When You Can’t Claim Your Fame
If you’re a Canadian resident actor working in the US, you could be paying more tax than you should. The tax treatment of actors is completely different in the US compared to Canada.
Before you commit to your next job south of the border, make sure you understand the impact to your bottom line.
As a Canadian resident working in Canada, you’re paid as a self-employed contractor and you can claim relevant expenses against this income to reduce your taxable income. However, as a Canadian resident actor working in the US, you’re paid as an employee.
This means that federal, state and other social service taxes are deducted from each paycheque. You’re then required to file a federal and state tax return with the IRS (anyone who earns income in the US is required to file a tax return to report the US-sourced taxable income). Unlike in Canada, you cannot claim expenses against your acting income because you have earned it in your capacity as an employee.

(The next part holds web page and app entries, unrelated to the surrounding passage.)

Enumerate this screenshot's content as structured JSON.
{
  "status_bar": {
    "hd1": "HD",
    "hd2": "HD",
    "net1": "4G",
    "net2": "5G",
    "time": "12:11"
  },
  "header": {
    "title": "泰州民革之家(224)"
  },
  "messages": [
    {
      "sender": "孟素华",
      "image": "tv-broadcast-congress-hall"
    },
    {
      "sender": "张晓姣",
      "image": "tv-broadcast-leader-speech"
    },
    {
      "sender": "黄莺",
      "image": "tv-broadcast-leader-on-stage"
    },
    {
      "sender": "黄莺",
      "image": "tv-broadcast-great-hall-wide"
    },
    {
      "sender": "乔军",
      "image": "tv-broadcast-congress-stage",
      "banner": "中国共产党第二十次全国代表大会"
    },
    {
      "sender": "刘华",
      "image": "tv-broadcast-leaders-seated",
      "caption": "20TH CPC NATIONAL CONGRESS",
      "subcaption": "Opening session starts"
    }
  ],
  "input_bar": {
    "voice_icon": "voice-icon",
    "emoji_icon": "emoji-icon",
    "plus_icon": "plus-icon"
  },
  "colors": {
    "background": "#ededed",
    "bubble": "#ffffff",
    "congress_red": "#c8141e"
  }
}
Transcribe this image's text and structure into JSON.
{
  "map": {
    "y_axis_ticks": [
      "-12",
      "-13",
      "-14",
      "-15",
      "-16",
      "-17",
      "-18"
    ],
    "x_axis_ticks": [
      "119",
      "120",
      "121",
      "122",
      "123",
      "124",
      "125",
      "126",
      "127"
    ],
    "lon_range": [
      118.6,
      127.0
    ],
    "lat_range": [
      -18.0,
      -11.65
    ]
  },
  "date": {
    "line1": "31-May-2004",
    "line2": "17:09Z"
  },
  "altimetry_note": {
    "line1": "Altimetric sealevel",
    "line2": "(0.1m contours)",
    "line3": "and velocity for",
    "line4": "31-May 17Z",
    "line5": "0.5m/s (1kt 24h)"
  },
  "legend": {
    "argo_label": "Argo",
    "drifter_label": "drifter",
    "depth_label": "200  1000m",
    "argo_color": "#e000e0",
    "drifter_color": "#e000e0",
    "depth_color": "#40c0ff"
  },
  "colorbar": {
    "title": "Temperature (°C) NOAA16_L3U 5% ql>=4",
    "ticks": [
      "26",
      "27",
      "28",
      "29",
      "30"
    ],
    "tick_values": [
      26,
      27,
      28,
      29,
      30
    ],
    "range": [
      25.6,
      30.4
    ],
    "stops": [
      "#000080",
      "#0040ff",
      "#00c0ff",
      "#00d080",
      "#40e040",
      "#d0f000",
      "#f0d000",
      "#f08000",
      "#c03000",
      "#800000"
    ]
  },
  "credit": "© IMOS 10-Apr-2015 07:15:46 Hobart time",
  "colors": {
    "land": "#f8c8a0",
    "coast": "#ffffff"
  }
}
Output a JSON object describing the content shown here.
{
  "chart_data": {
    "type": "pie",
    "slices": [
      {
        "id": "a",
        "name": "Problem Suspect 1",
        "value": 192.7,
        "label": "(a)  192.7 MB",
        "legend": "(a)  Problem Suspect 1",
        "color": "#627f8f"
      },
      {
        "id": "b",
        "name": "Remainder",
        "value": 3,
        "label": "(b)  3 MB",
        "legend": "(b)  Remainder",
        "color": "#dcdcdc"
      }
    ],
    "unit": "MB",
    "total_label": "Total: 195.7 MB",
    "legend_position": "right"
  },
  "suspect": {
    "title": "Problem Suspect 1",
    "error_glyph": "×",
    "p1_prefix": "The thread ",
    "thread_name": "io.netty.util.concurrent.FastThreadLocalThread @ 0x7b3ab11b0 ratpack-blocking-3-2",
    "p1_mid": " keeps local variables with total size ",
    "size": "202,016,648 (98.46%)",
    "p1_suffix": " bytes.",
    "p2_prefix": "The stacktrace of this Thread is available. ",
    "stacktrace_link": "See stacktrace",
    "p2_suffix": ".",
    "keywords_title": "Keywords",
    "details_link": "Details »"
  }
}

Expenses incurred to earn acting income can be significant. In fact, commissions alone (agency, management, legal, business management) can range from 10-30% of gross income. Other expenses include styling, supplies, travel, dues, etc.; and claiming these for tax purposes can greatly reduce your tax bill.
Many actors use corporations, often referred to as “loan-outs” in order to mitigate the tax burden. Non-US residents can incorporate a “C” corporation in the US to use only for their US-sourced income and expenses. It’s important to note that the net acting income has to be paid out via payroll by the end of the calendar year.
This is where we come in. The Entertainment Group at DMCL has extensive knowledge and experience with Canadian resident actors earning worldwide income. Incorporating is not inexpensive, and it results in ongoing costs and compliance, including bookkeeping, payroll, annual maintenance and corporate filings. Our first order of business is always to gain an in-depth knowledge of your business, so we can determine together the best structure for you now, and in the future.
To learn more or if you have any questions, please contact Christina Chi, CPA at email@example.com or Donna Branston, CPA, CGA at firstname.lastname@example.org.